            You may be forced to spend up to 6 months in jail

            You may be given community service

            You may be responsible for a fine of up to $1,000

            You may have a criminal record

 

Contact our Voorhees, NJ office today. Attorney Charles Block can help protect your legal rights and work to have your penalties reduced. Call 856-741-1495 today.

 

One Certain Way to Avoid Getting a Traffic Ticket

February 6th, 2014

There are multiple methods to use in order to avoid receiving a traffic ticket. But, one method has stood strong since the invention of the automobile!

You must simply, drive safely.

As a traffic law attorney of NJ, Charles Block has represented individuals who could have avoided their traffic ticket by following this simple method. To avoid going through the trouble, here are some things to remember when driving around your neighborhood:

The Rules of The Road Weren’t Meant to Be Broken
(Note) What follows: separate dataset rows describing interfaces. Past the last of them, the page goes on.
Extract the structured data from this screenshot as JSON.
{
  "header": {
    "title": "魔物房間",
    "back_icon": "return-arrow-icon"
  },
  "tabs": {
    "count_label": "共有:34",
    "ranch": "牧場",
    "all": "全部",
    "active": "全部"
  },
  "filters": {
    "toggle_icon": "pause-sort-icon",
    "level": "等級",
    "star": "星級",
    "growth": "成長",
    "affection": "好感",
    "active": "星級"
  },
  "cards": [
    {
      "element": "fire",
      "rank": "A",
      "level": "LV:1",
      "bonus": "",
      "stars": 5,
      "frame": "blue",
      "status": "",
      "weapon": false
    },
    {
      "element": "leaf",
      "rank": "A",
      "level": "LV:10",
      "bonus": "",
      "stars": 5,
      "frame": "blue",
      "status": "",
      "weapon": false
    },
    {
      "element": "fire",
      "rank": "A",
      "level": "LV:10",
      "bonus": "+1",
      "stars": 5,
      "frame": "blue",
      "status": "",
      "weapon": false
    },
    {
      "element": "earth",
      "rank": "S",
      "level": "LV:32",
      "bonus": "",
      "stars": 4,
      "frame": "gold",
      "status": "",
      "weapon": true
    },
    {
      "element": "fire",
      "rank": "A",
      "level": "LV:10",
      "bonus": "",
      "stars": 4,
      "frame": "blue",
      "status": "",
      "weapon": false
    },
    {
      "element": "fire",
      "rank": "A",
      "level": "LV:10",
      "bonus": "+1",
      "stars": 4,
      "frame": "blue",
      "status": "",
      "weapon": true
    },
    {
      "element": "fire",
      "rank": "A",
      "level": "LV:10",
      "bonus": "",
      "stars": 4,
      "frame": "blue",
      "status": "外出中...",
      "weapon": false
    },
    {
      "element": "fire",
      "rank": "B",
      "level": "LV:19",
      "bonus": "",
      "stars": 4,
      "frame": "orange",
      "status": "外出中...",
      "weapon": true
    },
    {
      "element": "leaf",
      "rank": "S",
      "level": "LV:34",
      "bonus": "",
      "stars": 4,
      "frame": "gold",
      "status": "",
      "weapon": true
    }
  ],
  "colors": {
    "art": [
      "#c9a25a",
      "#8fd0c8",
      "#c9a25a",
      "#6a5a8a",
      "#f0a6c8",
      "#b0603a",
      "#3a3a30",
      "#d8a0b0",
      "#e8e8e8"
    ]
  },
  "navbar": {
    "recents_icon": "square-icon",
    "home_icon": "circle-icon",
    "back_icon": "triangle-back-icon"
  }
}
If you don’t want to get ticketed, then never break any traffic law. Even though traffic laws vary in each state, you can do some research on what traffic laws are out there. Whether you are traveling somewhere in New Jersey, or crossing over to Pennsylvania, it is good to know the traffic laws wherever you are visiting.

Defense, Defense, Defense!

Just like winning the Super Bowl, the key to avoiding a traffic ticket is DEFENSE! Other drivers, especially police who are on the road, can become irritated over other drivers driving aggressively. Not only are you putting them in danger, you are putting yourself in danger by driving wild. By driving defensively, you can avoid being noticed by a police officer who is on the lookout for drivers swerving in and out of lanes.

Your Seat Belt Is There For a Reason

This is probably the first thing you learn when driving: Always wear your seat belt. Wearing a seat belt is a law in New Jersey and every other state as well, so be sure to click-it. Not only can wearing a seat belt help you avoid getting a ticket, it can also save your life. According to NJ.gov, more than 2,000 unbuckled drivers and front seat passengers died on New Jersey’s roadways in the past 10 years.